A study published in the November Journal of the American Veterinary Medical Association really drives home the risk of damage to the colon from phenylbutazone use.
Twelve healthy adult horses were given the upper normal dose of phenylbutazone (about 4 grams/day for most horses) for 21 days. Two of the horses developed colitis, and all of them had evidence of subclinical colitis with ”leakage” of blood protein/albumin into the colon, a drop in neutrophil counts, and increased arterial blood flow to the colon. The drug also influenced fermentation of fiber in the colon, with a drop in the volatile fatty acid acetate, a by-product of fermentation that is an important energy source for horses.
Phenylbutazone is an effective and inexpensive anti-inflammatory drug in horses but, as with any drug, it comes with a benefit versus risk profile. It is meant to be used only for short term, days not weeks or months. In addition to negative effects on the stomach and colon, phenylbutazone is well documented to interfere with soft tissue and bone healing.
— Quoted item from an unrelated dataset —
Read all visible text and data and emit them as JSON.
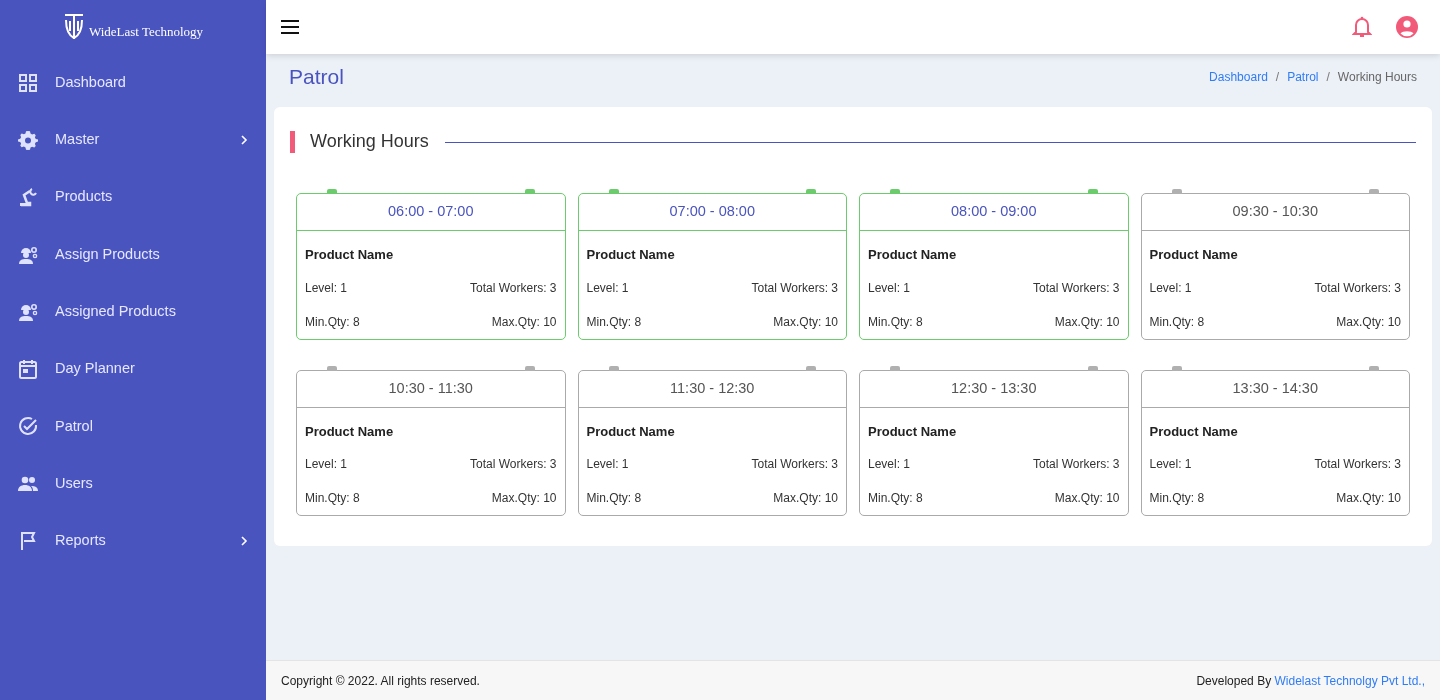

In the normal course of recovery from a traumatic or surgical injury, the acute inflammatory response, and therefore the worst of the pain, should be gone in 3 to 5 days. If it’s not, veterinary reevaluation to find out why is indicated. You can also decrease the need for pain medications by using ice or cold water and alternative topical anti-inflammatories like Sore No-More liniment (see page 3 for article on liniments).